What to produce -> A verbatim copy of every entry is required.
════════════════════
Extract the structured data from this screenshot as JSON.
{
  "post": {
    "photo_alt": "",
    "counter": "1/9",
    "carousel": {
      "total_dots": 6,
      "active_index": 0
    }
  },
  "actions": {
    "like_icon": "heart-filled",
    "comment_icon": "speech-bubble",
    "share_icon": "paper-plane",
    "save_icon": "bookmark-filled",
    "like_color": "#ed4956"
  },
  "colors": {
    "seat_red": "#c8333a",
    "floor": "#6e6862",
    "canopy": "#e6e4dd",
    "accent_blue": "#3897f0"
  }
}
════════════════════
Result below ->
Extract the structured data from this screenshot as JSON.
{
  "post": {
    "photo_alt": "",
    "counter": "1/9",
    "carousel": {
      "total_dots": 6,
      "active_index": 0
    }
  },
  "actions": {
    "like_icon": "heart-filled",
    "comment_icon": "speech-bubble",
    "share_icon": "paper-plane",
    "save_icon": "bookmark-filled",
    "like_color": "#ed4956"
  },
  "colors": {
    "seat_red": "#c8333a",
    "floor": "#6e6862",
    "canopy": "#e6e4dd",
    "accent_blue": "#3897f0"
  }
}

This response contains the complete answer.